Local leaders are hoping that the Cowichan Valley’s many voices raised together in asking for the help of the entire region to solve two of the Cowichan Valley’s most pressing issues, the housing and opioid crises, will attract action and funding from senior governments.
Seven of the community’s most prominent politicians issued a joint plea on June 27, encouraging members of the community to write to both the provincial and federal governments and asking them to demand help.
Cowichan Tribes chief William Seymour, MP Alistair MacGregor, MLA Sonia Furstenau, Duncan mayor Michelle Staples and North Cowichan mayor Al Siebring, joined CVRD chair Ian Morrison and, School Board chair Candace Spilsbury in the request.
“We need everyone who lives in the region to reach out to the province and let them know we need support here,” Staples said, adding the City of Duncan and the more populated parts of North Cowichan and Tribes land see the bulk of those dealing with the homelessness, mental health and addiction issues because it’s the region’s core and that’s where the services are.
The solution is something citizens from all corners need to be in on.
“They are our neighbours, our children and people who came here, like so many of us, to make a home and live their life in a beautiful place,” she said. “Things don’t always end up the way we plan and people’s circumstances change and their lives are impacted in ways we cannot understand and should not judge.”
Even so, she said, the impact of the ongoing crises are weighing on everyone.
“…changes to our personal safety, people’s inability to enjoy where they live and the impacts felt to businesses and community members are compounding every day,” Staples noted.
The meeting of the group of seven leaders was the second such and a third is slated for August.
“Local leadership, including representatives from all levels of government, coming together to work on solutions to these crises in our community is a clear indication of the serious need for action,” MacGregor said. “It is my hope that our federal government, in particular, will respond in a sincere and worthwhile way to this demonstration of a united community front and provide the entire spectrum of policy changes and resources necessary to meaningfully help members of our community suffering from housing, mental health, and addictions problems.”
Local leaders have talked about low barrier shelter, more funding for staff, security, and neighbourhood support for the services that already exist, such as Warmland House, the overdose prevention site and the needle pick up program. But more is needed. More mental health and addictions services are needed, as are treatment centres, follow up services, a youth shelter, and affordable supportive housing for seniors and the list goes on.

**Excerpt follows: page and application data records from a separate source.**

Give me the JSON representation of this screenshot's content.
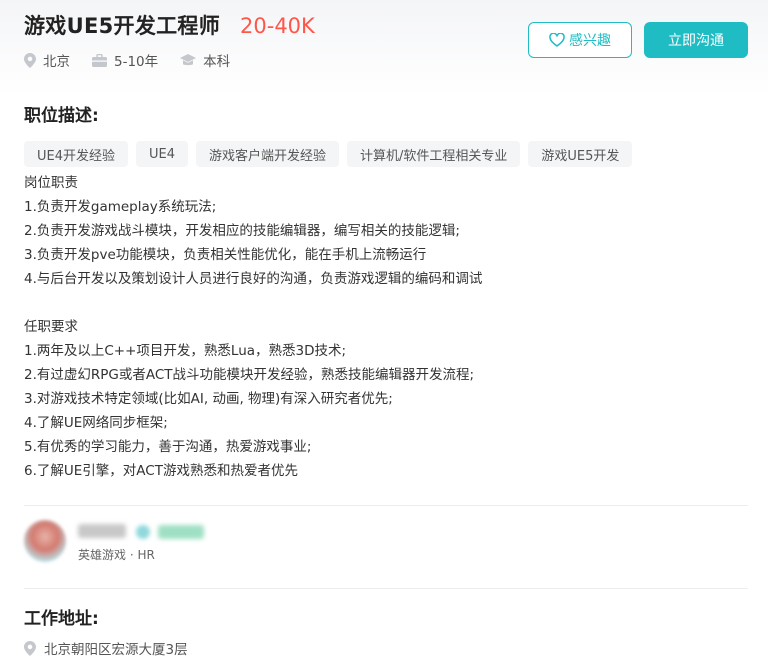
{
  "job": {
    "title": "游戏UE5开发工程师",
    "salary": "20-40K",
    "city": "北京",
    "experience": "5-10年",
    "education": "本科"
  },
  "actions": {
    "interest_label": "感兴趣",
    "chat_label": "立即沟通"
  },
  "description": {
    "section_title": "职位描述:",
    "tags": [
      "UE4开发经验",
      "UE4",
      "游戏客户端开发经验",
      "计算机/软件工程相关专业",
      "游戏UE5开发"
    ],
    "lines": [
      "岗位职责",
      "1.负责开发gameplay系统玩法;",
      "2.负责开发游戏战斗模块，开发相应的技能编辑器，编写相关的技能逻辑;",
      "3.负责开发pve功能模块，负责相关性能优化，能在手机上流畅运行",
      "4.与后台开发以及策划设计人员进行良好的沟通，负责游戏逻辑的编码和调试",
      "",
      "任职要求",
      "1.两年及以上C++项目开发，熟悉Lua，熟悉3D技术;",
      "2.有过虚幻RPG或者ACT战斗功能模块开发经验，熟悉技能编辑器开发流程;",
      "3.对游戏技术特定领域(比如AI, 动画, 物理)有深入研究者优先;",
      "4.了解UE网络同步框架;",
      "5.有优秀的学习能力，善于沟通，热爱游戏事业;",
      "6.了解UE引擎，对ACT游戏熟悉和热爱者优先"
    ]
  },
  "recruiter": {
    "company_role": "英雄游戏 · HR"
  },
  "location": {
    "section_title": "工作地址:",
    "address": "北京朝阳区宏源大厦3层"
  },
  "colors": {
    "accent": "#1fbcc4",
    "salary": "#fe574a"
  }
}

Current service providers are not just strapped for cash but are exhausted and the uphill battle continues to grow.
“Everyone and every service is overwhelmed with need, underfunded and under attack. Exhausted service providers need community members to ask what they can do and how they can help,” said a press release issued by the leadership coalition.
“I acknowledge there’s considerable community frustration over both the housing situation and the mental health and opioid crisis,” Siebring said. “Local governments and Cowichan Tribes simply don’t have the capacity to deal with these things on our own. We have done as much as we can to move this file forward with the federal and provincial ministries in terms of trying to secure funding for new initiatives, and now it’s time for those ministries to hear directly from the community on how critical it is that they step up to help.”